REQUIREMENT:
Your job is to report every line of the entries that has "Intrusion".

DATASET EXCERPTS:
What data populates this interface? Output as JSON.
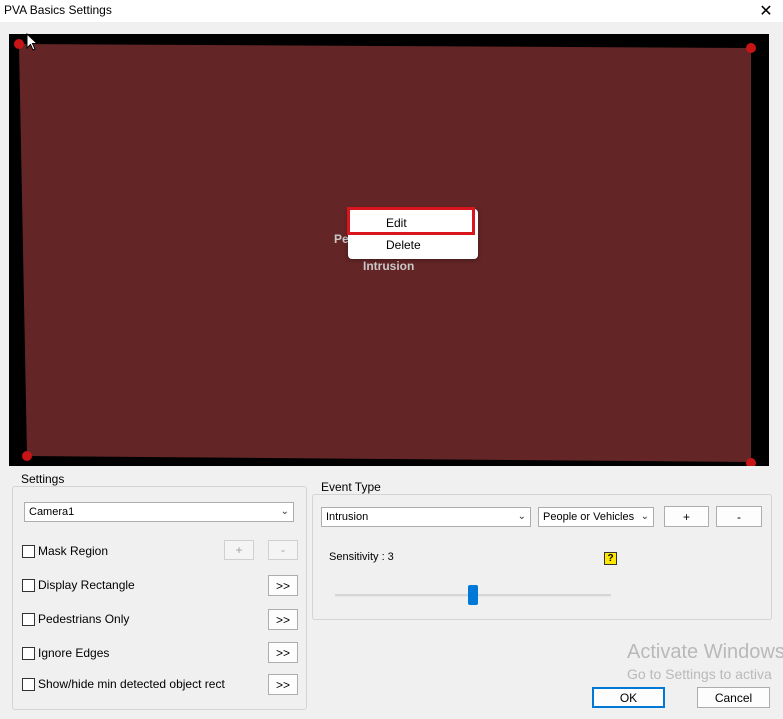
{
  "window": {
    "title": "PVA Basics Settings",
    "close_icon": "close-icon"
  },
  "video": {
    "region_color": "#632526",
    "corner_color": "#c81414",
    "label_partial": "Pe",
    "label_event": "Intrusion"
  },
  "context_menu": {
    "items": [
      {
        "label": "Edit",
        "highlighted": true
      },
      {
        "label": "Delete",
        "highlighted": false
      }
    ],
    "highlight_color": "#d9161e"
  },
  "settings": {
    "legend": "Settings",
    "camera": "Camera1",
    "options": [
      {
        "label": "Mask Region",
        "checked": false
      },
      {
        "label": "Display Rectangle",
        "checked": false
      },
      {
        "label": "Pedestrians Only",
        "checked": false
      },
      {
        "label": "Ignore Edges",
        "checked": false
      },
      {
        "label": "Show/hide min detected object rect",
        "checked": false
      }
    ],
    "plus_label": "+",
    "minus_label": "-",
    "more_label": ">>"
  },
  "event_type": {
    "legend": "Event Type",
    "event_value": "Intrusion",
    "target_value": "People or Vehicles",
    "add_label": "+",
    "remove_label": "-",
    "sensitivity_label": "Sensitivity : 3",
    "sensitivity_value": 3,
    "help_icon_glyph": "?"
  },
  "watermark": {
    "line1": "Activate Windows",
    "line2": "Go to Settings to activa"
  },
  "footer": {
    "ok_label": "OK",
    "cancel_label": "Cancel"
  }
}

PROBLEM SOLUTION:
    "label_event": "Intrusion"
    "event_value": "Intrusion",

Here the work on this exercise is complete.